Clayton Sandell is an ABC News Digital Correspondent based in Denver. In this role he files stories for "Good Morning America," "World News with Diane Sawyer," "Nightline," ABC News Radio and ABCNews.com.
Sandell covers a wide range of breaking news across the West, in addition to stories on clim...
A jury found Monday that a preponderance of evidence showed that former DJ David Mueller groped Taylor Swift. The Denver jury, comprised of six women and two men, also found that the singer's mother, Andrea Swift, and her radio manager, Frank Bell, did not intentionally interfere with Mueller's contract and were not responsible for his firing. The jury voted to award Swift the $1 she filed for.
A U.S. district judge threw out former DJ David Mueller's claims against Taylor Swift on Friday afternoon, ruling it is not possible to prove she got Mueller fired for allegedly groping her. However, Judge William Martinez will allow Mueller's claim against the singer's mother, Andrea Swift, and her radio manager, Frank Bell, to proceed. Taylor Swift's countersuit against Mueller also still stands.
The ex-girlfriend of former radio DJ David Mueller testified today that she did not see him touch Taylor Swift in an inappropriate way, as the singer has alleged. Shannon Melcher, who currently manages sales and advertising at eight Colorado radio stations, took the stand on day four of the ongoing civil trial between the pop star and former radio DJ, whom Swift has accused of grabbing her backside during a photo opportunity at a 2013 meet-and-greet.
Muck Rack makes it simple to find people, tweets, or articles that mention any name, keyword, company, hashtag etc. We've compiled this guide to help you make the most of your search.
Selecting a term
Start searching tweets, articles from media outlets, articles mentioned in tweets, journalists'
names, titles and bios with some suggested searches:
Companies or Topics (e.g. iPhone, Microsoft)
Phrases (e.g. "cloud computing") — use quotes to keep the terms together
Twitter handles (e.g. @username) — returns those who have mentioned or replied to
Names (e.g. "David Pogue")
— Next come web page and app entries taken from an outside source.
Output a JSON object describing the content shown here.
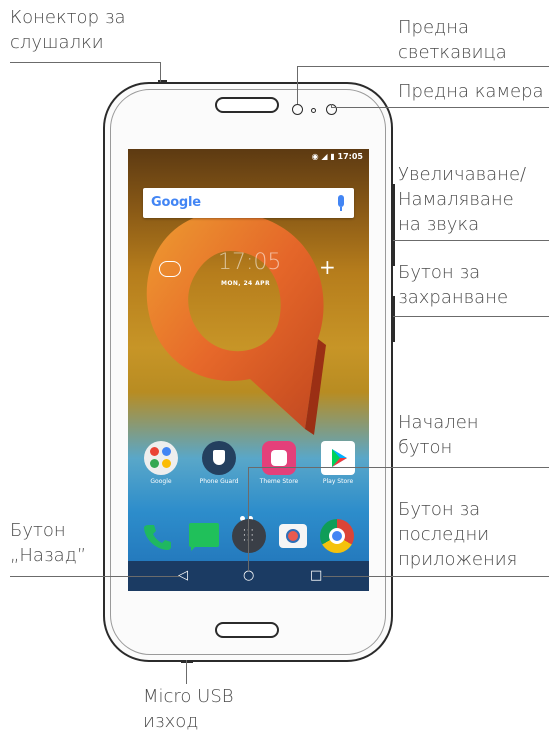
{
  "labels": {
    "headphone": [
      "Конектор за",
      "слушалки"
    ],
    "flash": [
      "Предна",
      "светкавица"
    ],
    "front_camera": "Предна камера",
    "volume": [
      "Увеличаване/",
      "Намаляване",
      "на звука"
    ],
    "power": [
      "Бутон за",
      "захранване"
    ],
    "home": [
      "Начален",
      "бутон"
    ],
    "back": [
      "Бутон",
      "„Назад”"
    ],
    "recent": [
      "Бутон за",
      "последни",
      "приложения"
    ],
    "usb": [
      "Micro USB",
      "изход"
    ]
  },
  "screen": {
    "status_time": "17:05",
    "search_brand": "Google",
    "clock": "17:05",
    "date": "MON, 24 APR",
    "apps": [
      {
        "label": "Google",
        "icon": "google-folder-icon"
      },
      {
        "label": "Phone Guard",
        "icon": "phone-guard-icon"
      },
      {
        "label": "Theme Store",
        "icon": "theme-store-icon"
      },
      {
        "label": "Play Store",
        "icon": "play-store-icon"
      }
    ],
    "dock": [
      "phone-icon",
      "messages-icon",
      "app-drawer-icon",
      "camera-icon",
      "chrome-icon"
    ],
    "nav": [
      "back-icon",
      "home-icon",
      "recent-apps-icon"
    ]
  },
  "colors": {
    "phone_frame": "#2b2b2b",
    "navbar": "#1b3b63",
    "label_text": "#4a4a4a"
  }
}
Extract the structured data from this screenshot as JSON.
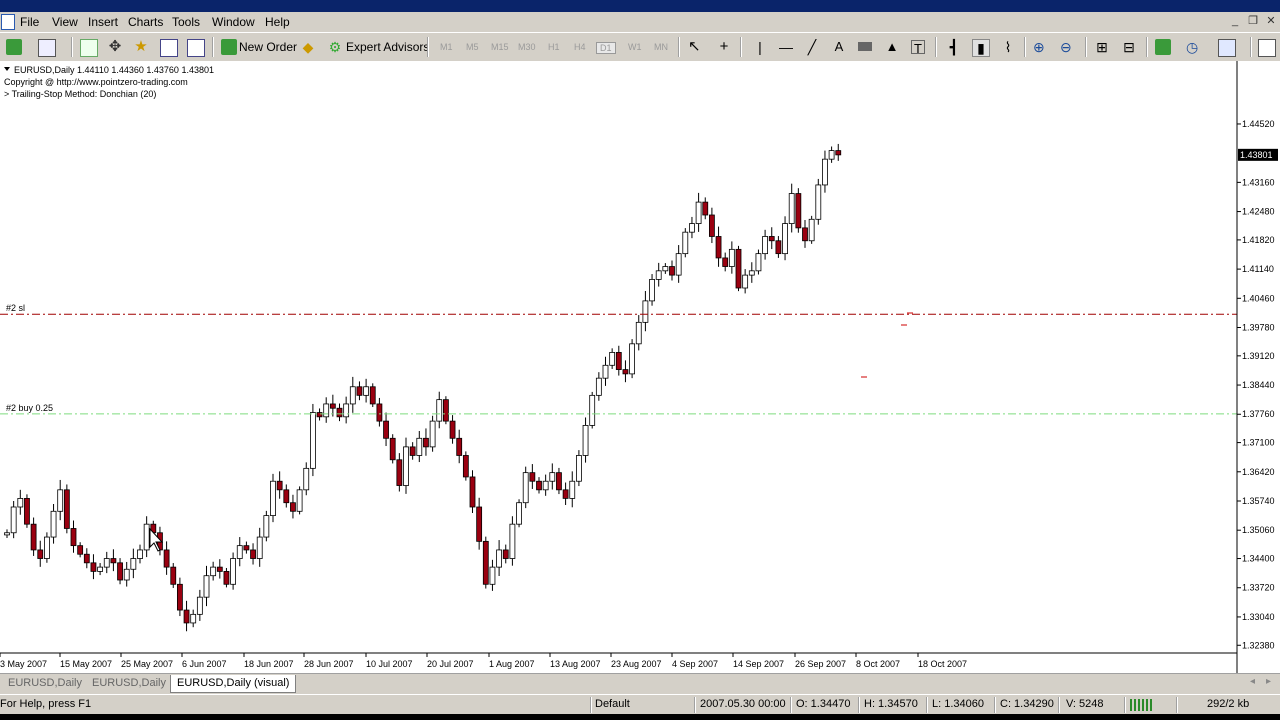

Hashtags (e.g. #sxsw, #london2012)
Bio details (e.g. vegan, Olympics, father)
Muck Rack's Advanced Search allows for many boolean operators.
Find results that mention multiple specified terms, use AND or
+. For example, ensure each result contains both Elon Musk and Mark Zuckerberg by
searching Obama AND Romney or Obama + Romney.
Use the operators OR or , to broaden your search when you'd like either of
multiple terms to appear in results. (This is the default behavior of our search when no operators
are used.) For example, search for democrat OR republican to find results that refer to
Democrats and/or Republicans.
Use NOT or - to subtract results from your search. For
example, searching Disney will yield results about the Walt Disney Company as well as Walt Disney
World Resort. To exclude mentions of Disney World, search for Disney -World or Disney
When using one of these operators with a phrase, enclose it in quotation marks. For example, you can
find results about smartphones excluding Apple's iPhone 4S by searching smartphone -"iPhone
Exact case matching or punctuation
If you're searching for a brand name or keyword that relies on specific punctuation marks or capitalization, you can
find results that match your exact query by adding matchcase: before the keyword you're searching for, like matchcase:E*TRADE .
Use parentheses to separate multiple
boolean phrases. For example, to find journalists talking about having fun in Disney World or
Disneyland, search for ("disney world" OR disneyland) AND fun.
An asterisk can be used to search for any variation of a root word truncated by the asterisk. For example, searching for admin* will return results for administrator, administration, administer, administered, etc.
A near operator is an AND operator where you can control the distance between the words. You can vary the distance the near operation uses by adding a forward slash and number (between 0-99) such as strawberries NEAR/10 "whipped cream", which means the strawberries must exist within 10 words of "whipped cream".